Website and app data records:
-.-.-
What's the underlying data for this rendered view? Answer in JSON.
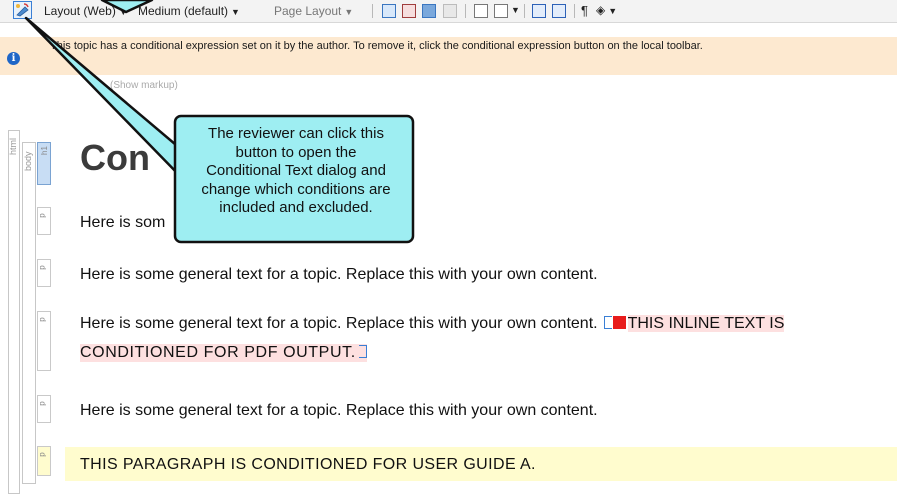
{
  "toolbar": {
    "layout_label": "Layout (Web)",
    "medium_label": "Medium (default)",
    "page_layout_label": "Page Layout",
    "pilcrow": "¶"
  },
  "infobar": {
    "icon_glyph": "i",
    "message": "This topic has a conditional expression set on it by the author. To remove it, click the conditional expression button on the local toolbar."
  },
  "markup_hint": "(Show markup)",
  "structure": {
    "html_label": "html",
    "body_label": "body",
    "h1_label": "h1",
    "p_label": "p"
  },
  "content": {
    "heading": "Con",
    "para1": "Here is som",
    "para2": "Here is some general text for a topic. Replace this with your own content.",
    "para3": "Here is some general text for a topic. Replace this with your own content.",
    "para3_cond_start": "THIS INLINE TEXT IS",
    "para3_cond_end": "CONDITIONED FOR PDF OUTPUT.",
    "para4": "Here is some general text for a topic. Replace this with your own content.",
    "para5": "THIS PARAGRAPH IS CONDITIONED FOR USER GUIDE A."
  },
  "callout": {
    "line1": "The reviewer can click this",
    "line2": "button to open the",
    "line3": "Conditional Text dialog and",
    "line4": "change which conditions are",
    "line5": "included and excluded.",
    "fill": "#9eeef2"
  }
}
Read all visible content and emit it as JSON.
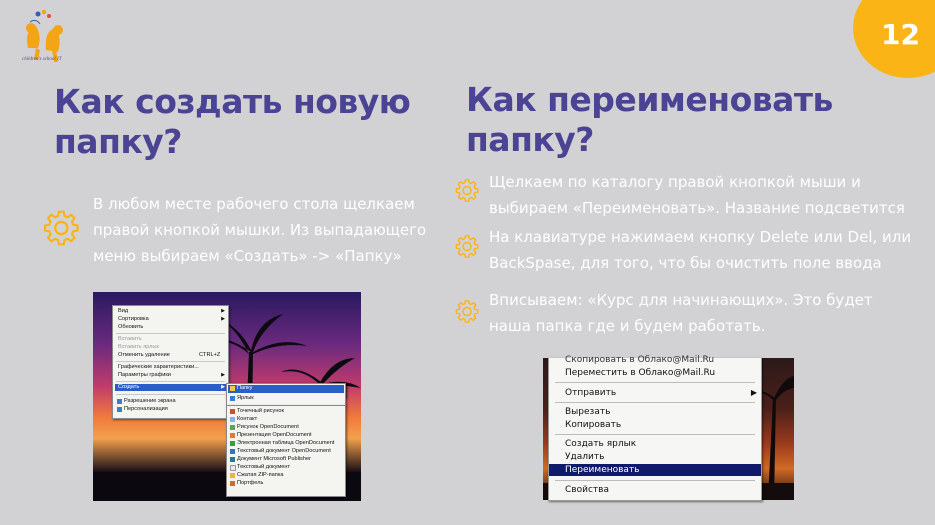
{
  "logo": {
    "caption": "children's school IT"
  },
  "page_number": "12",
  "left": {
    "title_line1": "Как создать новую",
    "title_line2": "папку?",
    "text_lines": [
      "В любом месте рабочего стола щелкаем",
      "правой кнопкой мышки. Из выпадающего",
      "меню выбираем «Создать» -> «Папку»"
    ]
  },
  "right": {
    "title_line1": "Как переименовать",
    "title_line2": "папку?",
    "steps": [
      {
        "lines": [
          "Щелкаем по каталогу правой кнопкой мыши и",
          "выбираем «Переименовать». Название подсветится"
        ]
      },
      {
        "lines": [
          "На клавиатуре нажимаем кнопку Delete или Del, или",
          "BackSpase, для того, что бы очистить поле ввода"
        ]
      },
      {
        "lines": [
          "Вписываем: «Курс для начинающих». Это будет",
          "наша папка где и будем работать."
        ]
      }
    ]
  },
  "desktop_menu": {
    "items": [
      "Вид",
      "Сортировка",
      "Обновить",
      "Вставить",
      "Вставить ярлык",
      "Отменить удаление",
      "CTRL+Z",
      "Графические характеристики...",
      "Параметры графики",
      "Создать",
      "Разрешение экрана",
      "Персонализация"
    ],
    "new_submenu_top": [
      "Папку",
      "Ярлык"
    ],
    "new_submenu": [
      "Точечный рисунок",
      "Контакт",
      "Рисунок OpenDocument",
      "Презентация OpenDocument",
      "Электронная таблица OpenDocument",
      "Текстовый документ OpenDocument",
      "Документ Microsoft Publisher",
      "Текстовый документ",
      "Сжатая ZIP-папка",
      "Портфель"
    ]
  },
  "folder_menu": {
    "items": [
      "Скопировать в Облако@Mail.Ru",
      "Переместить в Облако@Mail.Ru",
      "Отправить",
      "Вырезать",
      "Копировать",
      "Создать ярлык",
      "Удалить",
      "Переименовать",
      "Свойства"
    ]
  },
  "colors": {
    "title": "#4b4495",
    "accent": "#fbb416",
    "background": "#d2d1d3",
    "text": "#ffffff",
    "menu_highlight": "#0f1b6a"
  },
  "icons": [
    "logo-kids",
    "gear-icon"
  ]
}
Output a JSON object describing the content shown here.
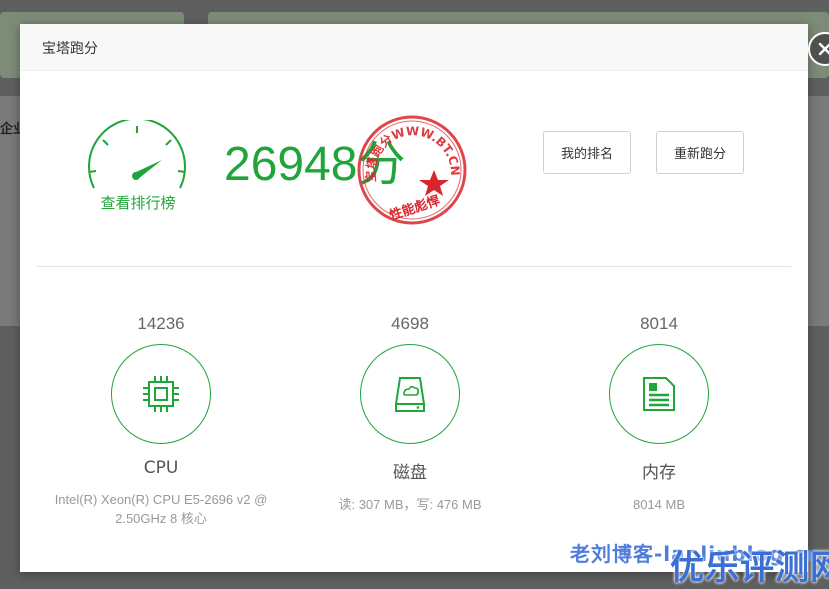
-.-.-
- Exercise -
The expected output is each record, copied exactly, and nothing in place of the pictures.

- Reply to the exercise -
What's the underlying data for this rendered view? Answer in JSON.
{
  "toolbar": {
    "layout_label": "Layout (Web)",
    "medium_label": "Medium (default)",
    "page_layout_label": "Page Layout",
    "pilcrow": "¶"
  },
  "infobar": {
    "icon_glyph": "i",
    "message": "This topic has a conditional expression set on it by the author. To remove it, click the conditional expression button on the local toolbar."
  },
  "markup_hint": "(Show markup)",
  "structure": {
    "html_label": "html",
    "body_label": "body",
    "h1_label": "h1",
    "p_label": "p"
  },
  "content": {
    "heading": "Con",
    "para1": "Here is som",
    "para2": "Here is some general text for a topic. Replace this with your own content.",
    "para3": "Here is some general text for a topic. Replace this with your own content.",
    "para3_cond_start": "THIS INLINE TEXT IS",
    "para3_cond_end": "CONDITIONED FOR PDF OUTPUT.",
    "para4": "Here is some general text for a topic. Replace this with your own content.",
    "para5": "THIS PARAGRAPH IS CONDITIONED FOR USER GUIDE A."
  },
  "callout": {
    "line1": "The reviewer can click this",
    "line2": "button to open the",
    "line3": "Conditional Text dialog and",
    "line4": "change which conditions are",
    "line5": "included and excluded.",
    "fill": "#9eeef2"
  }
}
Read all visible content and emit it as JSON.
{
  "logo": {
    "caption": "children's school IT"
  },
  "page_number": "12",
  "left": {
    "title_line1": "Как создать новую",
    "title_line2": "папку?",
    "text_lines": [
      "В любом месте рабочего стола щелкаем",
      "правой кнопкой мышки. Из выпадающего",
      "меню выбираем «Создать» -> «Папку»"
    ]
  },
  "right": {
    "title_line1": "Как переименовать",
    "title_line2": "папку?",
    "steps": [
      {
        "lines": [
          "Щелкаем по каталогу правой кнопкой мыши и",
          "выбираем «Переименовать». Название подсветится"
        ]
      },
      {
        "lines": [
          "На клавиатуре нажимаем кнопку Delete или Del, или",
          "BackSpase, для того, что бы очистить поле ввода"
        ]
      },
      {
        "lines": [
          "Вписываем: «Курс для начинающих». Это будет",
          "наша папка где и будем работать."
        ]
      }
    ]
  },
  "desktop_menu": {
    "items": [
      "Вид",
      "Сортировка",
      "Обновить",
      "Вставить",
      "Вставить ярлык",
      "Отменить удаление",
      "CTRL+Z",
      "Графические характеристики...",
      "Параметры графики",
      "Создать",
      "Разрешение экрана",
      "Персонализация"
    ],
    "new_submenu_top": [
      "Папку",
      "Ярлык"
    ],
    "new_submenu": [
      "Точечный рисунок",
      "Контакт",
      "Рисунок OpenDocument",
      "Презентация OpenDocument",
      "Электронная таблица OpenDocument",
      "Текстовый документ OpenDocument",
      "Документ Microsoft Publisher",
      "Текстовый документ",
      "Сжатая ZIP-папка",
      "Портфель"
    ]
  },
  "folder_menu": {
    "items": [
      "Скопировать в Облако@Mail.Ru",
      "Переместить в Облако@Mail.Ru",
      "Отправить",
      "Вырезать",
      "Копировать",
      "Создать ярлык",
      "Удалить",
      "Переименовать",
      "Свойства"
    ]
  },
  "colors": {
    "title": "#4b4495",
    "accent": "#fbb416",
    "background": "#d2d1d3",
    "text": "#ffffff",
    "menu_highlight": "#0f1b6a"
  },
  "icons": [
    "logo-kids",
    "gear-icon"
  ]
}
Output a JSON object describing the content shown here.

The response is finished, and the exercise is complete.